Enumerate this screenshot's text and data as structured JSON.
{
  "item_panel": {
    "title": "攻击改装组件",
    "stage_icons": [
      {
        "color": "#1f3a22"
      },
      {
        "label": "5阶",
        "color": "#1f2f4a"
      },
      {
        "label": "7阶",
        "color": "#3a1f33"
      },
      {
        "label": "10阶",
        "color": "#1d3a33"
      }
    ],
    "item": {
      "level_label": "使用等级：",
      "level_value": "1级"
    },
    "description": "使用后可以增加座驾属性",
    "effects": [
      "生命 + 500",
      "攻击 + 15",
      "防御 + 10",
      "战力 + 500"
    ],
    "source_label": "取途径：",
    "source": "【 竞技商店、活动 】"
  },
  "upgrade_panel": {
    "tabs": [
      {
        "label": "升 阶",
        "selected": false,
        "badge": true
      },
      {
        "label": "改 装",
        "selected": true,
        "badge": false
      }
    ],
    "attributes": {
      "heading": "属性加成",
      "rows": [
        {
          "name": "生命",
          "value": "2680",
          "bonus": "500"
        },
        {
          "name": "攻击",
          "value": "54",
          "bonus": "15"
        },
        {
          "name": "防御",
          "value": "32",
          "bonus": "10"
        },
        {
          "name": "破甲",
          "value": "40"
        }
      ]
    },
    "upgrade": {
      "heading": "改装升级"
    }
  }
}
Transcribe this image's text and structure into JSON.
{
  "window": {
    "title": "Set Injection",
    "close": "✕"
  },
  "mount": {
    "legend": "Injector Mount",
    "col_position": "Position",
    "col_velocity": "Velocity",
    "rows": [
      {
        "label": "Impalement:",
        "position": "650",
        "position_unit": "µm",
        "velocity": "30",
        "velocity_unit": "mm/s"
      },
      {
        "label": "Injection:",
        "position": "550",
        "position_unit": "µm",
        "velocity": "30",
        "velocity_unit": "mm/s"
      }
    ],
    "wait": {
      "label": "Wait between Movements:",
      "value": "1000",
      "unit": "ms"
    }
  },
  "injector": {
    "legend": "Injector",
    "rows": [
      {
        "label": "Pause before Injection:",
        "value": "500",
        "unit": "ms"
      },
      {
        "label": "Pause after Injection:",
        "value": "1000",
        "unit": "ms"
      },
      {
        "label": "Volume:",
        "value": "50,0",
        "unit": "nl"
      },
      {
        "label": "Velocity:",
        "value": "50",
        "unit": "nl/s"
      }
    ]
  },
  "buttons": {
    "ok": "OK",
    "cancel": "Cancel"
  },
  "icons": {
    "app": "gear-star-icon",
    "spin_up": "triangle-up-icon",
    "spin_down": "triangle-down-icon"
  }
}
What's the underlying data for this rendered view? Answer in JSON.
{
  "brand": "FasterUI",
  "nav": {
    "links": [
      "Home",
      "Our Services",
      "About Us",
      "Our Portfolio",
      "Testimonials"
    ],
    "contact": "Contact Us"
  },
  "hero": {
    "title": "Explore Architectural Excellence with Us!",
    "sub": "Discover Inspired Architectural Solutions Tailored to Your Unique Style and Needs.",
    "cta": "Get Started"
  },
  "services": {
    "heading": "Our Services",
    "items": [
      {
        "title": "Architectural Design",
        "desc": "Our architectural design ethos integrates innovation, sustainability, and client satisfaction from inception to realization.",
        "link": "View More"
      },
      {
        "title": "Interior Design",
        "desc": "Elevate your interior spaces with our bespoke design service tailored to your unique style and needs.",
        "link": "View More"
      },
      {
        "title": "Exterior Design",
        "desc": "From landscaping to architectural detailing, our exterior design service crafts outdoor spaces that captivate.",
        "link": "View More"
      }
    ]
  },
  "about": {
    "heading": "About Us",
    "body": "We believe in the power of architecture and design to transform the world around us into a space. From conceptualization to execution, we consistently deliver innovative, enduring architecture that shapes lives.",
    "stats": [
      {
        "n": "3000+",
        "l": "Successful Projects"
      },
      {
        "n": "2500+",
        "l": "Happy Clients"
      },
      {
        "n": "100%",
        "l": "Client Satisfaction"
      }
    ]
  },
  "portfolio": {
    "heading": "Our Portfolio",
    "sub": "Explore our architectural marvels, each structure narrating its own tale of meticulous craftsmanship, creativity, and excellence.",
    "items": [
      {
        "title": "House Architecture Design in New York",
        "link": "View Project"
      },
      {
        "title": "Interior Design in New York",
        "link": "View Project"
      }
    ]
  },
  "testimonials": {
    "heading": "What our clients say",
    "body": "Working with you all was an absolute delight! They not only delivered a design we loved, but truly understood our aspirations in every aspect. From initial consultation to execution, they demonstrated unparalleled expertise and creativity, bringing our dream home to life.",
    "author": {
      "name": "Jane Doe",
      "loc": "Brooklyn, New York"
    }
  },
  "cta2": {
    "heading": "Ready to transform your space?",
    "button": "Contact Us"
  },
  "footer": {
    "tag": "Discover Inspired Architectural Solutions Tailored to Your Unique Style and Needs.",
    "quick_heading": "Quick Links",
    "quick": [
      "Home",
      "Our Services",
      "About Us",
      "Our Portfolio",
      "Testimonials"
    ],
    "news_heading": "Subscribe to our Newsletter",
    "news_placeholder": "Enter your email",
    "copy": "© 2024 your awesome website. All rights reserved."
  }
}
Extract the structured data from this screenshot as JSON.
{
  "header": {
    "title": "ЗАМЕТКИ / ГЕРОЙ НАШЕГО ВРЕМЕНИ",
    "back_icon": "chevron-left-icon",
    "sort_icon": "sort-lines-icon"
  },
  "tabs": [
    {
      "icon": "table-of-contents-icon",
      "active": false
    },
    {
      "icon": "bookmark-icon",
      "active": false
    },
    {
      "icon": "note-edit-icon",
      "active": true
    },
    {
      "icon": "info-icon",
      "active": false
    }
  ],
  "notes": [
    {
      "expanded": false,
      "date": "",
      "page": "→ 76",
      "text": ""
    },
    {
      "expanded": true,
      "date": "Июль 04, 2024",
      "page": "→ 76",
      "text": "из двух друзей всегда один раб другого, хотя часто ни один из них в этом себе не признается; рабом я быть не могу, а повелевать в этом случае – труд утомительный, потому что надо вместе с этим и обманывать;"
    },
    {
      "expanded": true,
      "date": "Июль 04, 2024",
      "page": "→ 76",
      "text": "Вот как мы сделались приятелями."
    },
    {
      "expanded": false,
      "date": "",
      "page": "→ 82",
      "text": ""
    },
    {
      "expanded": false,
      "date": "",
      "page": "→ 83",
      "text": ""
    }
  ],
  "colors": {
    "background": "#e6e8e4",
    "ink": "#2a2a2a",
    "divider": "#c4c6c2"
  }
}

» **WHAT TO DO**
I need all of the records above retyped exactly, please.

» **THE COMPLETED TASK**
Enumerate this screenshot's text and data as structured JSON.
{
  "item_panel": {
    "title": "攻击改装组件",
    "stage_icons": [
      {
        "color": "#1f3a22"
      },
      {
        "label": "5阶",
        "color": "#1f2f4a"
      },
      {
        "label": "7阶",
        "color": "#3a1f33"
      },
      {
        "label": "10阶",
        "color": "#1d3a33"
      }
    ],
    "item": {
      "level_label": "使用等级：",
      "level_value": "1级"
    },
    "description": "使用后可以增加座驾属性",
    "effects": [
      "生命 + 500",
      "攻击 + 15",
      "防御 + 10",
      "战力 + 500"
    ],
    "source_label": "取途径：",
    "source": "【 竞技商店、活动 】"
  },
  "upgrade_panel": {
    "tabs": [
      {
        "label": "升 阶",
        "selected": false,
        "badge": true
      },
      {
        "label": "改 装",
        "selected": true,
        "badge": false
      }
    ],
    "attributes": {
      "heading": "属性加成",
      "rows": [
        {
          "name": "生命",
          "value": "2680",
          "bonus": "500"
        },
        {
          "name": "攻击",
          "value": "54",
          "bonus": "15"
        },
        {
          "name": "防御",
          "value": "32",
          "bonus": "10"
        },
        {
          "name": "破甲",
          "value": "40"
        }
      ]
    },
    "upgrade": {
      "heading": "改装升级"
    }
  }
}
Transcribe this image's text and structure into JSON.
{
  "window": {
    "title": "Set Injection",
    "close": "✕"
  },
  "mount": {
    "legend": "Injector Mount",
    "col_position": "Position",
    "col_velocity": "Velocity",
    "rows": [
      {
        "label": "Impalement:",
        "position": "650",
        "position_unit": "µm",
        "velocity": "30",
        "velocity_unit": "mm/s"
      },
      {
        "label": "Injection:",
        "position": "550",
        "position_unit": "µm",
        "velocity": "30",
        "velocity_unit": "mm/s"
      }
    ],
    "wait": {
      "label": "Wait between Movements:",
      "value": "1000",
      "unit": "ms"
    }
  },
  "injector": {
    "legend": "Injector",
    "rows": [
      {
        "label": "Pause before Injection:",
        "value": "500",
        "unit": "ms"
      },
      {
        "label": "Pause after Injection:",
        "value": "1000",
        "unit": "ms"
      },
      {
        "label": "Volume:",
        "value": "50,0",
        "unit": "nl"
      },
      {
        "label": "Velocity:",
        "value": "50",
        "unit": "nl/s"
      }
    ]
  },
  "buttons": {
    "ok": "OK",
    "cancel": "Cancel"
  },
  "icons": {
    "app": "gear-star-icon",
    "spin_up": "triangle-up-icon",
    "spin_down": "triangle-down-icon"
  }
}
What's the underlying data for this rendered view? Answer in JSON.
{
  "brand": "FasterUI",
  "nav": {
    "links": [
      "Home",
      "Our Services",
      "About Us",
      "Our Portfolio",
      "Testimonials"
    ],
    "contact": "Contact Us"
  },
  "hero": {
    "title": "Explore Architectural Excellence with Us!",
    "sub": "Discover Inspired Architectural Solutions Tailored to Your Unique Style and Needs.",
    "cta": "Get Started"
  },
  "services": {
    "heading": "Our Services",
    "items": [
      {
        "title": "Architectural Design",
        "desc": "Our architectural design ethos integrates innovation, sustainability, and client satisfaction from inception to realization.",
        "link": "View More"
      },
      {
        "title": "Interior Design",
        "desc": "Elevate your interior spaces with our bespoke design service tailored to your unique style and needs.",
        "link": "View More"
      },
      {
        "title": "Exterior Design",
        "desc": "From landscaping to architectural detailing, our exterior design service crafts outdoor spaces that captivate.",
        "link": "View More"
      }
    ]
  },
  "about": {
    "heading": "About Us",
    "body": "We believe in the power of architecture and design to transform the world around us into a space. From conceptualization to execution, we consistently deliver innovative, enduring architecture that shapes lives.",
    "stats": [
      {
        "n": "3000+",
        "l": "Successful Projects"
      },
      {
        "n": "2500+",
        "l": "Happy Clients"
      },
      {
        "n": "100%",
        "l": "Client Satisfaction"
      }
    ]
  },
  "portfolio": {
    "heading": "Our Portfolio",
    "sub": "Explore our architectural marvels, each structure narrating its own tale of meticulous craftsmanship, creativity, and excellence.",
    "items": [
      {
        "title": "House Architecture Design in New York",
        "link": "View Project"
      },
      {
        "title": "Interior Design in New York",
        "link": "View Project"
      }
    ]
  },
  "testimonials": {
    "heading": "What our clients say",
    "body": "Working with you all was an absolute delight! They not only delivered a design we loved, but truly understood our aspirations in every aspect. From initial consultation to execution, they demonstrated unparalleled expertise and creativity, bringing our dream home to life.",
    "author": {
      "name": "Jane Doe",
      "loc": "Brooklyn, New York"
    }
  },
  "cta2": {
    "heading": "Ready to transform your space?",
    "button": "Contact Us"
  },
  "footer": {
    "tag": "Discover Inspired Architectural Solutions Tailored to Your Unique Style and Needs.",
    "quick_heading": "Quick Links",
    "quick": [
      "Home",
      "Our Services",
      "About Us",
      "Our Portfolio",
      "Testimonials"
    ],
    "news_heading": "Subscribe to our Newsletter",
    "news_placeholder": "Enter your email",
    "copy": "© 2024 your awesome website. All rights reserved."
  }
}
Extract the structured data from this screenshot as JSON.
{
  "header": {
    "title": "ЗАМЕТКИ / ГЕРОЙ НАШЕГО ВРЕМЕНИ",
    "back_icon": "chevron-left-icon",
    "sort_icon": "sort-lines-icon"
  },
  "tabs": [
    {
      "icon": "table-of-contents-icon",
      "active": false
    },
    {
      "icon": "bookmark-icon",
      "active": false
    },
    {
      "icon": "note-edit-icon",
      "active": true
    },
    {
      "icon": "info-icon",
      "active": false
    }
  ],
  "notes": [
    {
      "expanded": false,
      "date": "",
      "page": "→ 76",
      "text": ""
    },
    {
      "expanded": true,
      "date": "Июль 04, 2024",
      "page": "→ 76",
      "text": "из двух друзей всегда один раб другого, хотя часто ни один из них в этом себе не признается; рабом я быть не могу, а повелевать в этом случае – труд утомительный, потому что надо вместе с этим и обманывать;"
    },
    {
      "expanded": true,
      "date": "Июль 04, 2024",
      "page": "→ 76",
      "text": "Вот как мы сделались приятелями."
    },
    {
      "expanded": false,
      "date": "",
      "page": "→ 82",
      "text": ""
    },
    {
      "expanded": false,
      "date": "",
      "page": "→ 83",
      "text": ""
    }
  ],
  "colors": {
    "background": "#e6e8e4",
    "ink": "#2a2a2a",
    "divider": "#c4c6c2"
  }
}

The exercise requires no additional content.